[Start of Attachment]

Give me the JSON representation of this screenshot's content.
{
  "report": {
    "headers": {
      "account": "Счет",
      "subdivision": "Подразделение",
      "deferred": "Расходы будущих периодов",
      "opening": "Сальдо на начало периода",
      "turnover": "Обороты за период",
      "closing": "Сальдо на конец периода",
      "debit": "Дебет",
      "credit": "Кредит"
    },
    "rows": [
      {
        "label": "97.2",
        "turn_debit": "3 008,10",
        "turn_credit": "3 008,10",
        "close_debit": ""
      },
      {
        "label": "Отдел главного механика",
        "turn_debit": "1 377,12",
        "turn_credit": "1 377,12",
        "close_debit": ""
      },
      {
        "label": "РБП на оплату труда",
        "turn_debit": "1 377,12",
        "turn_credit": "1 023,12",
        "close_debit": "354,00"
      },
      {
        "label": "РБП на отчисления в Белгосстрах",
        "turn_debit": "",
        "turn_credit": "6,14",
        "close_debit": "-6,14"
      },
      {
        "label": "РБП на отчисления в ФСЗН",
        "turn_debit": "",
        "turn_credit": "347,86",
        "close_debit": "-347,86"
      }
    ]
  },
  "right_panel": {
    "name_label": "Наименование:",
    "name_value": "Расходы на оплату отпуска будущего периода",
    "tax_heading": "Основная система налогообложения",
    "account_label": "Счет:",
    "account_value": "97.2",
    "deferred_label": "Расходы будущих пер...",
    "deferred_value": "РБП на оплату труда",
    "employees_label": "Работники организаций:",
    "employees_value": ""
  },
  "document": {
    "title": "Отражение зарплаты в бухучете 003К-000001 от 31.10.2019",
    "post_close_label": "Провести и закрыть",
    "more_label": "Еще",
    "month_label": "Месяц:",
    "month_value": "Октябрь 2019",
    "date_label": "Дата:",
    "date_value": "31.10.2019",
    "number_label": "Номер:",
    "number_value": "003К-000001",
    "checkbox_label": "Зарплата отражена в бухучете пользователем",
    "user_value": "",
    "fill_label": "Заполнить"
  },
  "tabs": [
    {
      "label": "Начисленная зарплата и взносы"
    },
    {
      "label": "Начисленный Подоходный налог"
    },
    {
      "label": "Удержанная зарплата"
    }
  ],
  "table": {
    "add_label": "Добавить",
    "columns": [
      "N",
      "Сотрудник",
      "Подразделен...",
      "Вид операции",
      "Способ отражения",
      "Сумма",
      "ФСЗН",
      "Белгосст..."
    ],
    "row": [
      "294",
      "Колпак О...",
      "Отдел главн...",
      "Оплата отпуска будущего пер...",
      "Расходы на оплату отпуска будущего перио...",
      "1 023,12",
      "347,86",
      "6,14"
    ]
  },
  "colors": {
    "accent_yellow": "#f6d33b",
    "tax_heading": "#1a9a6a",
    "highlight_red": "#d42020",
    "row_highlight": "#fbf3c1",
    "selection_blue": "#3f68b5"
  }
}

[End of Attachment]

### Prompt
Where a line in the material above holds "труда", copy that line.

### Output for this exercise
        "label": "РБП на оплату труда",
    "deferred_value": "РБП на оплату труда",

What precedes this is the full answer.